Michael Brown, the killed teenager, on his Facebook page.

NYT: Twenty miles away from the home of Darren Wilson, the police officer who killed the teenager Michael Brown, in Ferguson, the Brown family said it was no closer to understanding the circumstances that led an unarmed 18-year-old to be shot to death by a police officer in the middle of the day.

The family insisted that Mr. Brown had no history of violence or aggression. He had no adult arrest record, according to the police, who said they could not speak to whether he had been arrested as a juvenile.

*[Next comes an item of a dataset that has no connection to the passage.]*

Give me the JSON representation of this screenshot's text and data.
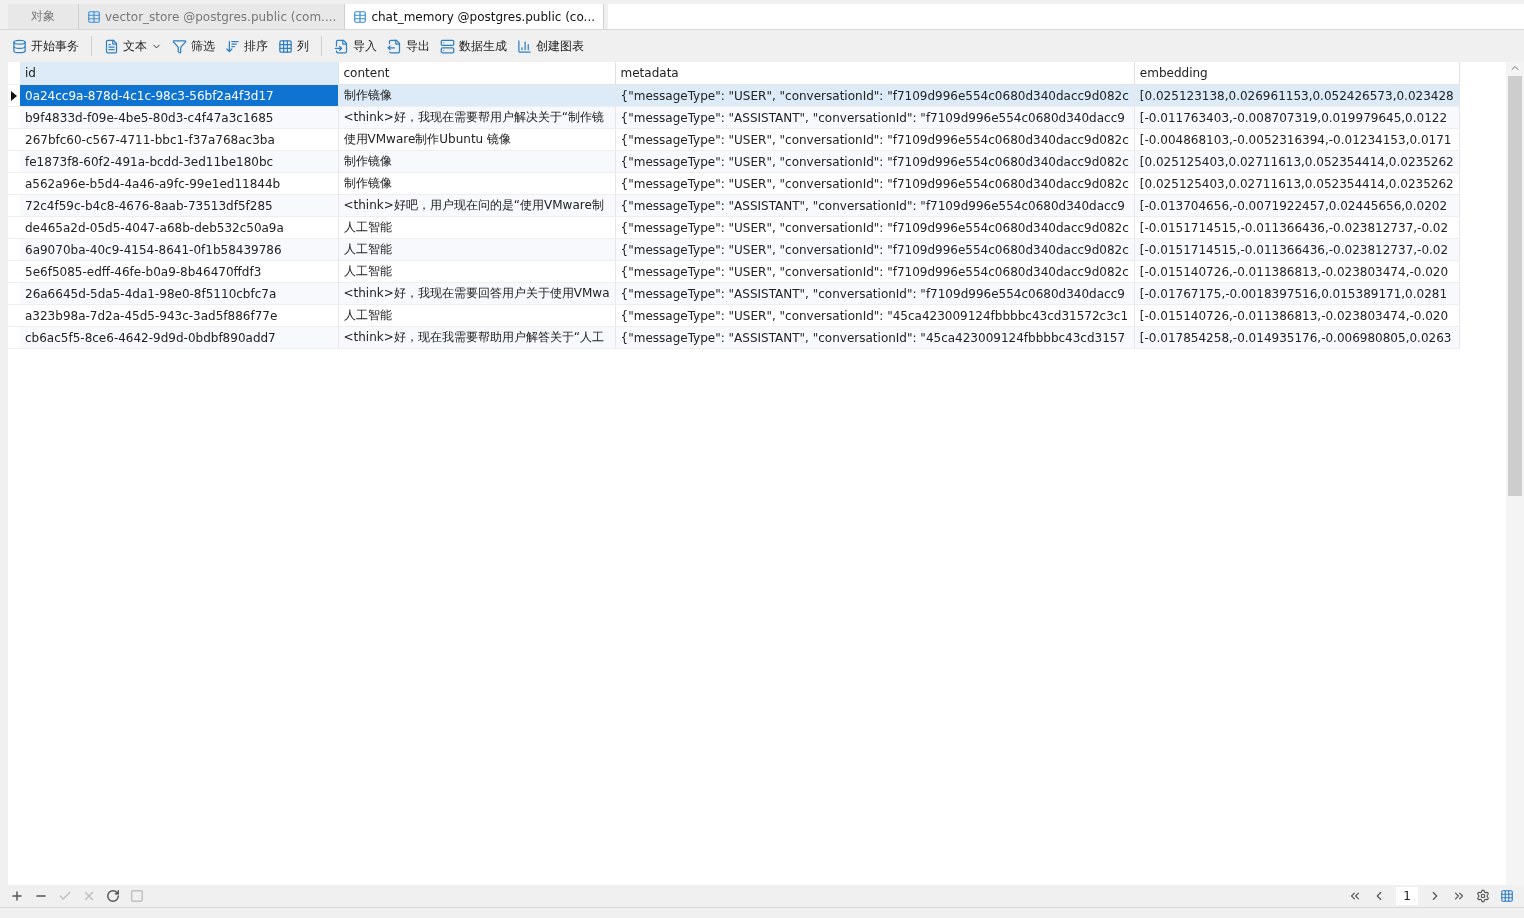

Administrators at the chaotic public high school he attended, one of the worst in the state, said he was quiet, shy and a little awkward, hardly one of the “trouble kids,” of which there were plenty.

“You’d sit in a house with him, watching TV and hanging out, and you’d forget he was there,” said Tim Sneed, 23, a close friend and neighbor. “He had not one enemy. I’ve never heard of him getting in one fight.”

Mr. Brown was still a teenager: He smoked marijuana with friends in the neighborhood, they recalled, and drank cans of Bud Light with them when he ducked away from the watchful eyes of his family.

Last Saturday, the day Mr. Brown died, dawned sunny and warm, around 80 degrees, a typically hot August day in Missouri. With a friend, Dorian Johnson, Mr. Brown set out to West Florissant, wearing a white T-shirt, khaki shorts and a red Cardinals cap.

About 10 minutes before noon, they entered Ferguson Market and Liquor, a run-down store with shelves lined with potato chips, Boone’s Farm wine and tequila.

Mr. Brown, who was 6-foot-4, had an intimidating appearance — his friends nicknamed him Bodyguard because he was so tall.

According to the surveillance video, Mr. Brown approached the counter, leaned over and grabbed a handful of Swisher Sweets, then turned for the door. He pushed a clerk who tried to stop him, then left the store.

At 11:51 a.m., the police said, someone called 911 to report a robbery.

Several blocks later, at 12:01 p.m., they were confronted by Officer Wilson while they continued down Canfield, a quiet street that curves gently as it weaves through apartment buildings and one-story brick houses.

They were stopped not because the police were looking for a robbery suspect, Chief Jackson said Friday, but “because they were walking down the street blocking traffic.”

Devin Stone, 28, a friend of Mr. Brown’s, was home in his apartment at the time, across the street from the place where the men were confronted by the police.

Sitting outside his building, Mr. Stone said he was jolted by the sound of two gunshots, followed by several more in rapid succession. The second series of shots “sounded automatic,” he said. “They let it rip.”

Mr. Stone ran outside and saw two police officers, both white men, standing near Mr. Brown, who was lying on his stomach, his arms at his sides, blood seeping from his head. Another neighbor, a woman who identified herself as a nurse, was begging the officers to let her perform CPR.

They refused, Mr. Stone said.